PRAISE FOR SCOTT LYNCH
“A bright new voice in the fantasy genre.”—George R. R. Martin
Red Seas Under Red Skies
“Lynch hasn’t merely imagined a far-off world, he’s created it, put it all down on paper—the smells, the sounds, the people, the feel of the place. The novel is a virtuoso performance, and sf/fantasy fans will gobble it up.”—Booklist (starred review)
“Red Seas Under Red Skies firmly proves that Scott Lynch isn’t a one-hit wonder. . . . It’ll only be a matter of time before Scott Lynch is mentioned in the same breath as George R. R. Martin and Steven Erikson.”—Fantasy Book Critic
“Grand, grandiose, grandiloquent . . . No critic is likely to fault Lynch in his overflowing qualities of inventiveness, audacious draftsmanship, and sympathetic characterization.”—Locus
“The kind of witty romp that reminds you exactly how much fun heroic fantasy is supposed to be.”—SFX
The Lies of Locke Lamora
“Right now, in the full flush of a second reading, I think The Lies of Locke Lamora is probably in my top ten favorite books ever. Maybe my top five. If you haven’t read it, you should. If you have read it, you should probably read it again.”—Patrick Rothfuss, New York Times bestselling author of The Name of the Wind
From the Hardcover edition.

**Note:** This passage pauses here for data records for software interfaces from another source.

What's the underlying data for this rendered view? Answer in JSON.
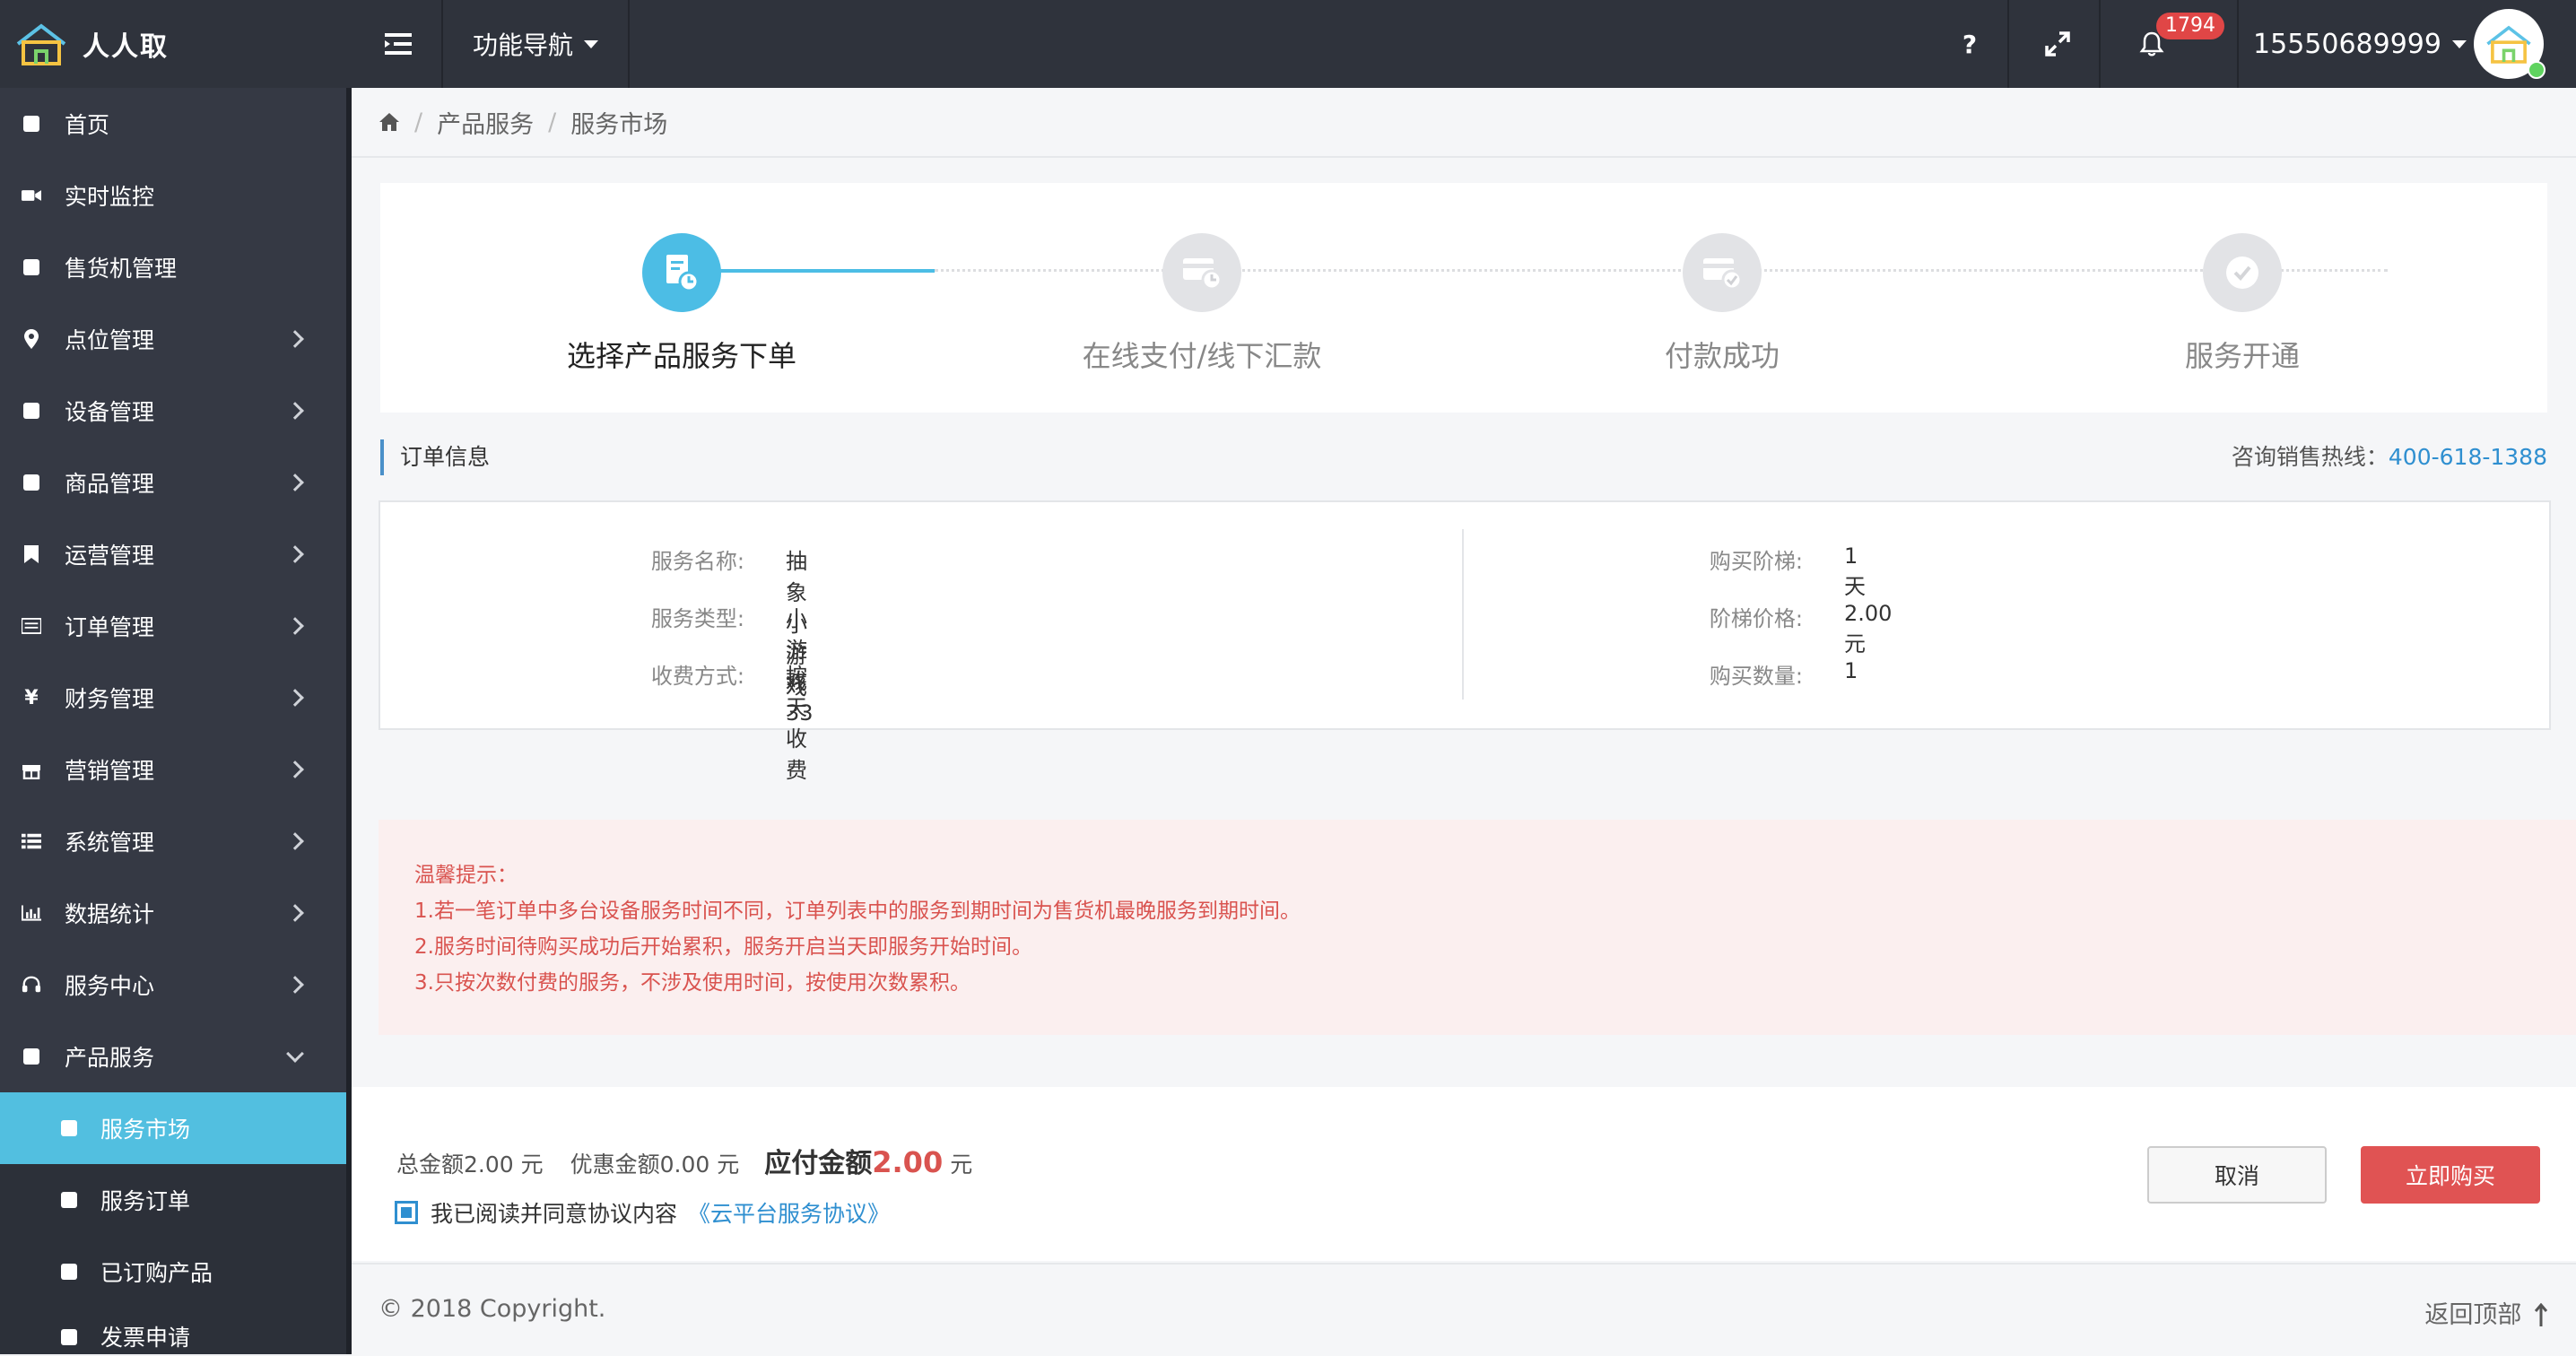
{
  "app": {
    "name": "人人取"
  },
  "topbar": {
    "nav_label": "功能导航",
    "help_label": "?",
    "notification_count": "1794",
    "user_phone": "15550689999"
  },
  "sidebar": {
    "items": [
      {
        "label": "首页",
        "icon": "square-icon"
      },
      {
        "label": "实时监控",
        "icon": "video-camera-icon"
      },
      {
        "label": "售货机管理",
        "icon": "square-icon"
      },
      {
        "label": "点位管理",
        "icon": "map-marker-icon"
      },
      {
        "label": "设备管理",
        "icon": "square-icon"
      },
      {
        "label": "商品管理",
        "icon": "square-icon"
      },
      {
        "label": "运营管理",
        "icon": "bookmark-icon"
      },
      {
        "label": "订单管理",
        "icon": "list-icon"
      },
      {
        "label": "财务管理",
        "icon": "yen-icon"
      },
      {
        "label": "营销管理",
        "icon": "gift-icon"
      },
      {
        "label": "系统管理",
        "icon": "list-icon"
      },
      {
        "label": "数据统计",
        "icon": "bar-chart-icon"
      },
      {
        "label": "服务中心",
        "icon": "headset-icon"
      },
      {
        "label": "产品服务",
        "icon": "square-icon"
      }
    ],
    "sub_items": [
      {
        "label": "服务市场",
        "active": true
      },
      {
        "label": "服务订单"
      },
      {
        "label": "已订购产品"
      },
      {
        "label": "发票申请"
      }
    ]
  },
  "breadcrumb": {
    "items": [
      "产品服务",
      "服务市场"
    ]
  },
  "steps": [
    {
      "label": "选择产品服务下单",
      "active": true
    },
    {
      "label": "在线支付/线下汇款"
    },
    {
      "label": "付款成功"
    },
    {
      "label": "服务开通"
    }
  ],
  "order": {
    "section_title": "订单信息",
    "hotline_label": "咨询销售热线：",
    "hotline_number": "400-618-1388",
    "left": [
      {
        "key": "服务名称:",
        "value": "抽象小游戏33"
      },
      {
        "key": "服务类型:",
        "value": "小游戏"
      },
      {
        "key": "收费方式:",
        "value": "按天收费"
      }
    ],
    "right": [
      {
        "key": "购买阶梯:",
        "value": "1 天"
      },
      {
        "key": "阶梯价格:",
        "value": "2.00 元"
      },
      {
        "key": "购买数量:",
        "value": "1"
      }
    ]
  },
  "notice": {
    "lines": [
      "温馨提示：",
      "1.若一笔订单中多台设备服务时间不同，订单列表中的服务到期时间为售货机最晚服务到期时间。",
      "2.服务时间待购买成功后开始累积，服务开启当天即服务开始时间。",
      "3.只按次数付费的服务，不涉及使用时间，按使用次数累积。"
    ]
  },
  "purchase": {
    "total_text": "总金额2.00 元",
    "discount_text": "优惠金额0.00 元",
    "pay_label": "应付金额",
    "pay_amount": "2.00",
    "pay_unit": "元",
    "agree_text": "我已阅读并同意协议内容",
    "agree_link": "《云平台服务协议》",
    "agree_checked": true,
    "cancel_label": "取消",
    "buy_label": "立即购买"
  },
  "footer": {
    "copyright": "© 2018 Copyright.",
    "back_to_top": "返回顶部"
  },
  "colors": {
    "topbar": "#2f333c",
    "sidebar": "#353944",
    "active": "#52bfe0",
    "accent": "#4cbde5",
    "danger": "#e05353",
    "link": "#2f8fd0"
  }
}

Drakasha, peering at the city and its anchorages through her glass. “Then rig razor nets at the starboard. Keep lanterns burning. Dismiss Blue watch below but have sabers ready at the masts. Del, get Malakasti, Dantierre, Big Konar, and Rask.” “Your will, Captain.” After helping a work party heave one of the ship’s larger boats over the side, Locke approached Drakasha on the quarterdeck and found her still studying the town through her glass. “I take it you have reason for caution, Captain?”
emerged into Requin’s office. This place took up the whole of the ninth floor of the Sinspire; an area against the far wall, curtained off with silk drapes, probably served as a bedroom. There was a balcony door on the right-hand wall, covered by a sliding mesh screen. Locke could see a wide, darkened sweep of Tal Verrar through it, so he presumed it looked east. Every other wall of the office, as he’d heard, was liberally decorated with oil paintings—nearly twenty of them around the visible
teeth below the fire-orange circles of his optics. “Very fine, very fine. And one-handed, too. But even if I grant that you could perform such tricks, continuously, in front of my attendants and my other guests…you and Master de Ferra have spent a great deal of time at games that are more rigorously controlled than the open card tables.” “I can tell you how we beat those, too. Simply free me.” “Why relinquish a clear advantage?” “Then trade it to gain another. Free my right hand,” said Locke,
Fehrwight had no reputation to protect. On the floor of the arena was a gleaming grid of black and white marble squares, each one yard on a side. The squares were set twenty by twenty, like a gigantic Catch-the-Duke board. Where little carved pieces of wood or ivory were used in that game, Saljesca’s playing field featured living pieces. The poor and destitute would man that field, forty to a side, wearing white or black tabards to distinguish themselves. This strange employment was the reason
at the far end of the woods, perhaps three hundred yards away. He and Jean had set the driver up with a clay jug of beer and a splendid basket lunch from the Villa Candessa, promising to be gone for a few hours at most. “Jean,” muttered Locke as the bigger man stepped up beside him, “this is a proper anchor-noose, right?” “Certainly looks like it.” Jean hefted the elaborate knot that secured the rope in a bight around the tree and nodded. He took the working end of the rope and added an